* RECORDS FOR THIS EXERCISE *
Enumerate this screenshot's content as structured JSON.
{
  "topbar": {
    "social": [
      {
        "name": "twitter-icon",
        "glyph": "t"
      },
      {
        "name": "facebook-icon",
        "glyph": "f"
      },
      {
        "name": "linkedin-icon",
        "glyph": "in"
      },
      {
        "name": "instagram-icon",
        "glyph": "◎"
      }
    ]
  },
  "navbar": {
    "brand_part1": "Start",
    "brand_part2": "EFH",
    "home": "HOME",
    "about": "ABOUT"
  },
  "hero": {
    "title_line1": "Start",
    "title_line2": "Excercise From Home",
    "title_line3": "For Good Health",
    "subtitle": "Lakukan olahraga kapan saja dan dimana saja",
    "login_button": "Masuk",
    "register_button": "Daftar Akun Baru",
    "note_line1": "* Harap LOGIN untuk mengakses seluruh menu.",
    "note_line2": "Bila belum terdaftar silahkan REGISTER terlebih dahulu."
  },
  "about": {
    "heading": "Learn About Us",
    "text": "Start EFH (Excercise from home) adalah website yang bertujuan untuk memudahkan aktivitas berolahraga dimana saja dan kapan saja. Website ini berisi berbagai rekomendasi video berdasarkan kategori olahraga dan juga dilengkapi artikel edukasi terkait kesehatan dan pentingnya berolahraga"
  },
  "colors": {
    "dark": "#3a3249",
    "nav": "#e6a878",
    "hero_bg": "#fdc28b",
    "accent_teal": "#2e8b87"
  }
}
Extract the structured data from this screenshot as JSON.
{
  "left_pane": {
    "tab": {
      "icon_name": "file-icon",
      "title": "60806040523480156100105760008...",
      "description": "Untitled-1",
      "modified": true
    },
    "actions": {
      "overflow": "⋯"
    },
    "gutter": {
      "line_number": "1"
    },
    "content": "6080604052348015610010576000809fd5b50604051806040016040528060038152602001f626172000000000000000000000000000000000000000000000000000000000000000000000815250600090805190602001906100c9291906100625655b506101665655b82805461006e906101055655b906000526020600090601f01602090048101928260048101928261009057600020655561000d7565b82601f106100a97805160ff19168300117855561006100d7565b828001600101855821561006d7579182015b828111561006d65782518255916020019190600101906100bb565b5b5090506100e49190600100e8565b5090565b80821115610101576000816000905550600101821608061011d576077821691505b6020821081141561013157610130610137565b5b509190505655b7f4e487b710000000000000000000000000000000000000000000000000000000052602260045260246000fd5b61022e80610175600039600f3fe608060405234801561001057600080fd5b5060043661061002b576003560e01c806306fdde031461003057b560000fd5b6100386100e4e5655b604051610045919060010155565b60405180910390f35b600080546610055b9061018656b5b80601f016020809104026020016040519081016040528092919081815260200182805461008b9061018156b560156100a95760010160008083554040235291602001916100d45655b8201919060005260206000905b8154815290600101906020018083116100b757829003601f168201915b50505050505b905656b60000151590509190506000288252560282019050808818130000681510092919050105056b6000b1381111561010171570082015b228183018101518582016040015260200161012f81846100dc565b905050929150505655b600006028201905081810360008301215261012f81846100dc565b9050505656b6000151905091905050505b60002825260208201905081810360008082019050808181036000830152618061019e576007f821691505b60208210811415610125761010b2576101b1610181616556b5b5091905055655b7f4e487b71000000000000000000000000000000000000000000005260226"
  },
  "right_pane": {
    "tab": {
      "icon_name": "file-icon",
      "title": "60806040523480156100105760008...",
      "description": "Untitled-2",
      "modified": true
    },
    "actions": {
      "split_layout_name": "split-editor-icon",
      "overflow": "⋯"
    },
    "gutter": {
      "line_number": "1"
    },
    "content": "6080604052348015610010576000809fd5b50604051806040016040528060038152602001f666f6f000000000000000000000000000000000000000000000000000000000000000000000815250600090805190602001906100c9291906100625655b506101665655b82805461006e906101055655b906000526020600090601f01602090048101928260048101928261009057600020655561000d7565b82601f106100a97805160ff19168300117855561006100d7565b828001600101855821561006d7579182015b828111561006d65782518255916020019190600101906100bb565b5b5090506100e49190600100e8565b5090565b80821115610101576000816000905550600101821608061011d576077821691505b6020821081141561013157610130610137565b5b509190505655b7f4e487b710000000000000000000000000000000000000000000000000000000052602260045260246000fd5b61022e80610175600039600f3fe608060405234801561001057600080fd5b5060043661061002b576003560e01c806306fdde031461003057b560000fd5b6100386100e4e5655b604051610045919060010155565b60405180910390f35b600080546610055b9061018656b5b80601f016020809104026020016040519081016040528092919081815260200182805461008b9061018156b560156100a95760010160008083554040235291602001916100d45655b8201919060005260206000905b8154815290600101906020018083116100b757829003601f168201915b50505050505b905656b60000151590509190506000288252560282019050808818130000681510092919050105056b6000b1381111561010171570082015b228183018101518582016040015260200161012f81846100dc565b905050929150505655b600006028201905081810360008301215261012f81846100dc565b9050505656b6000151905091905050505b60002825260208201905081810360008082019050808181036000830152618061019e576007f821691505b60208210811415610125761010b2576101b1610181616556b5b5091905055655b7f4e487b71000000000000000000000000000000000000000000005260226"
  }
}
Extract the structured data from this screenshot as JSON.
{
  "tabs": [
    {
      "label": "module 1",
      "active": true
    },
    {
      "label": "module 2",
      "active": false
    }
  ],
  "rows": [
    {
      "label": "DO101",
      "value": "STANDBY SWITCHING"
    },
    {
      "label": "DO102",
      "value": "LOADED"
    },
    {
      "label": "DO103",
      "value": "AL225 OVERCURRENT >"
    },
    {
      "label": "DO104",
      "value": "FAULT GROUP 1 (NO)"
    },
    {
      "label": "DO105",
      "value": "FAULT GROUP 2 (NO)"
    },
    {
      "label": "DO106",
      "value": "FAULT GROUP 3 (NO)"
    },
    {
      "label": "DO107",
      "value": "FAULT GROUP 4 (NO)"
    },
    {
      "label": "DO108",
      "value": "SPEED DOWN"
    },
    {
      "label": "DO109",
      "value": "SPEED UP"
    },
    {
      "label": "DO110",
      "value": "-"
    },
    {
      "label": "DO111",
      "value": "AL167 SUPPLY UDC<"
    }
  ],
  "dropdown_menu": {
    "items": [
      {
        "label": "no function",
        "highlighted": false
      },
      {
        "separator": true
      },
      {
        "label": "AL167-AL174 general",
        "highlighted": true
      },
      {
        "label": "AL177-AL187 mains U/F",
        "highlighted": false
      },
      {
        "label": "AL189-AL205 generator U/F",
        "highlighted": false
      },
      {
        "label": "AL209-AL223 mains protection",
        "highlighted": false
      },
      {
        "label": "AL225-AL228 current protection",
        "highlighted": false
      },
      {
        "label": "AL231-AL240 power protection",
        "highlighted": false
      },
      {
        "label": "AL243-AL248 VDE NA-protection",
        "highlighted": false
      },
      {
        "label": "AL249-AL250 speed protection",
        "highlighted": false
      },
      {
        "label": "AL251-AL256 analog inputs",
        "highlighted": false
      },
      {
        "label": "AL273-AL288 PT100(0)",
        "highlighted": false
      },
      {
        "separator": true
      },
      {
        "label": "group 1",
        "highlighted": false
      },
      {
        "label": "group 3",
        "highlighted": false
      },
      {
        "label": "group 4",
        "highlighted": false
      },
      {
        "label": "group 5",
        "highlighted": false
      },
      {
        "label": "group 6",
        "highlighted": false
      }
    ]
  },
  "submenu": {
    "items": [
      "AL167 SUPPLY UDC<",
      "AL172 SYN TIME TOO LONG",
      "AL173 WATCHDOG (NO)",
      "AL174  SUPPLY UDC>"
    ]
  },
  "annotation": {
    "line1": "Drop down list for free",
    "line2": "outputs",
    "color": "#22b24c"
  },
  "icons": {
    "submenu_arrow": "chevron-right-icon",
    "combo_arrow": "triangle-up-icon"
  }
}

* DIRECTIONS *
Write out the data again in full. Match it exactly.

* SOLVED EXERCISE *
Enumerate this screenshot's content as structured JSON.
{
  "topbar": {
    "social": [
      {
        "name": "twitter-icon",
        "glyph": "t"
      },
      {
        "name": "facebook-icon",
        "glyph": "f"
      },
      {
        "name": "linkedin-icon",
        "glyph": "in"
      },
      {
        "name": "instagram-icon",
        "glyph": "◎"
      }
    ]
  },
  "navbar": {
    "brand_part1": "Start",
    "brand_part2": "EFH",
    "home": "HOME",
    "about": "ABOUT"
  },
  "hero": {
    "title_line1": "Start",
    "title_line2": "Excercise From Home",
    "title_line3": "For Good Health",
    "subtitle": "Lakukan olahraga kapan saja dan dimana saja",
    "login_button": "Masuk",
    "register_button": "Daftar Akun Baru",
    "note_line1": "* Harap LOGIN untuk mengakses seluruh menu.",
    "note_line2": "Bila belum terdaftar silahkan REGISTER terlebih dahulu."
  },
  "about": {
    "heading": "Learn About Us",
    "text": "Start EFH (Excercise from home) adalah website yang bertujuan untuk memudahkan aktivitas berolahraga dimana saja dan kapan saja. Website ini berisi berbagai rekomendasi video berdasarkan kategori olahraga dan juga dilengkapi artikel edukasi terkait kesehatan dan pentingnya berolahraga"
  },
  "colors": {
    "dark": "#3a3249",
    "nav": "#e6a878",
    "hero_bg": "#fdc28b",
    "accent_teal": "#2e8b87"
  }
}
Extract the structured data from this screenshot as JSON.
{
  "left_pane": {
    "tab": {
      "icon_name": "file-icon",
      "title": "60806040523480156100105760008...",
      "description": "Untitled-1",
      "modified": true
    },
    "actions": {
      "overflow": "⋯"
    },
    "gutter": {
      "line_number": "1"
    },
    "content": "6080604052348015610010576000809fd5b50604051806040016040528060038152602001f626172000000000000000000000000000000000000000000000000000000000000000000000815250600090805190602001906100c9291906100625655b506101665655b82805461006e906101055655b906000526020600090601f01602090048101928260048101928261009057600020655561000d7565b82601f106100a97805160ff19168300117855561006100d7565b828001600101855821561006d7579182015b828111561006d65782518255916020019190600101906100bb565b5b5090506100e49190600100e8565b5090565b80821115610101576000816000905550600101821608061011d576077821691505b6020821081141561013157610130610137565b5b509190505655b7f4e487b710000000000000000000000000000000000000000000000000000000052602260045260246000fd5b61022e80610175600039600f3fe608060405234801561001057600080fd5b5060043661061002b576003560e01c806306fdde031461003057b560000fd5b6100386100e4e5655b604051610045919060010155565b60405180910390f35b600080546610055b9061018656b5b80601f016020809104026020016040519081016040528092919081815260200182805461008b9061018156b560156100a95760010160008083554040235291602001916100d45655b8201919060005260206000905b8154815290600101906020018083116100b757829003601f168201915b50505050505b905656b60000151590509190506000288252560282019050808818130000681510092919050105056b6000b1381111561010171570082015b228183018101518582016040015260200161012f81846100dc565b905050929150505655b600006028201905081810360008301215261012f81846100dc565b9050505656b6000151905091905050505b60002825260208201905081810360008082019050808181036000830152618061019e576007f821691505b60208210811415610125761010b2576101b1610181616556b5b5091905055655b7f4e487b71000000000000000000000000000000000000000000005260226"
  },
  "right_pane": {
    "tab": {
      "icon_name": "file-icon",
      "title": "60806040523480156100105760008...",
      "description": "Untitled-2",
      "modified": true
    },
    "actions": {
      "split_layout_name": "split-editor-icon",
      "overflow": "⋯"
    },
    "gutter": {
      "line_number": "1"
    },
    "content": "6080604052348015610010576000809fd5b50604051806040016040528060038152602001f666f6f000000000000000000000000000000000000000000000000000000000000000000000815250600090805190602001906100c9291906100625655b506101665655b82805461006e906101055655b906000526020600090601f01602090048101928260048101928261009057600020655561000d7565b82601f106100a97805160ff19168300117855561006100d7565b828001600101855821561006d7579182015b828111561006d65782518255916020019190600101906100bb565b5b5090506100e49190600100e8565b5090565b80821115610101576000816000905550600101821608061011d576077821691505b6020821081141561013157610130610137565b5b509190505655b7f4e487b710000000000000000000000000000000000000000000000000000000052602260045260246000fd5b61022e80610175600039600f3fe608060405234801561001057600080fd5b5060043661061002b576003560e01c806306fdde031461003057b560000fd5b6100386100e4e5655b604051610045919060010155565b60405180910390f35b600080546610055b9061018656b5b80601f016020809104026020016040519081016040528092919081815260200182805461008b9061018156b560156100a95760010160008083554040235291602001916100d45655b8201919060005260206000905b8154815290600101906020018083116100b757829003601f168201915b50505050505b905656b60000151590509190506000288252560282019050808818130000681510092919050105056b6000b1381111561010171570082015b228183018101518582016040015260200161012f81846100dc565b905050929150505655b600006028201905081810360008301215261012f81846100dc565b9050505656b6000151905091905050505b60002825260208201905081810360008082019050808181036000830152618061019e576007f821691505b60208210811415610125761010b2576101b1610181616556b5b5091905055655b7f4e487b71000000000000000000000000000000000000000000005260226"
  }
}
Extract the structured data from this screenshot as JSON.
{
  "tabs": [
    {
      "label": "module 1",
      "active": true
    },
    {
      "label": "module 2",
      "active": false
    }
  ],
  "rows": [
    {
      "label": "DO101",
      "value": "STANDBY SWITCHING"
    },
    {
      "label": "DO102",
      "value": "LOADED"
    },
    {
      "label": "DO103",
      "value": "AL225 OVERCURRENT >"
    },
    {
      "label": "DO104",
      "value": "FAULT GROUP 1 (NO)"
    },
    {
      "label": "DO105",
      "value": "FAULT GROUP 2 (NO)"
    },
    {
      "label": "DO106",
      "value": "FAULT GROUP 3 (NO)"
    },
    {
      "label": "DO107",
      "value": "FAULT GROUP 4 (NO)"
    },
    {
      "label": "DO108",
      "value": "SPEED DOWN"
    },
    {
      "label": "DO109",
      "value": "SPEED UP"
    },
    {
      "label": "DO110",
      "value": "-"
    },
    {
      "label": "DO111",
      "value": "AL167 SUPPLY UDC<"
    }
  ],
  "dropdown_menu": {
    "items": [
      {
        "label": "no function",
        "highlighted": false
      },
      {
        "separator": true
      },
      {
        "label": "AL167-AL174 general",
        "highlighted": true
      },
      {
        "label": "AL177-AL187 mains U/F",
        "highlighted": false
      },
      {
        "label": "AL189-AL205 generator U/F",
        "highlighted": false
      },
      {
        "label": "AL209-AL223 mains protection",
        "highlighted": false
      },
      {
        "label": "AL225-AL228 current protection",
        "highlighted": false
      },
      {
        "label": "AL231-AL240 power protection",
        "highlighted": false
      },
      {
        "label": "AL243-AL248 VDE NA-protection",
        "highlighted": false
      },
      {
        "label": "AL249-AL250 speed protection",
        "highlighted": false
      },
      {
        "label": "AL251-AL256 analog inputs",
        "highlighted": false
      },
      {
        "label": "AL273-AL288 PT100(0)",
        "highlighted": false
      },
      {
        "separator": true
      },
      {
        "label": "group 1",
        "highlighted": false
      },
      {
        "label": "group 3",
        "highlighted": false
      },
      {
        "label": "group 4",
        "highlighted": false
      },
      {
        "label": "group 5",
        "highlighted": false
      },
      {
        "label": "group 6",
        "highlighted": false
      }
    ]
  },
  "submenu": {
    "items": [
      "AL167 SUPPLY UDC<",
      "AL172 SYN TIME TOO LONG",
      "AL173 WATCHDOG (NO)",
      "AL174  SUPPLY UDC>"
    ]
  },
  "annotation": {
    "line1": "Drop down list for free",
    "line2": "outputs",
    "color": "#22b24c"
  },
  "icons": {
    "submenu_arrow": "chevron-right-icon",
    "combo_arrow": "triangle-up-icon"
  }
}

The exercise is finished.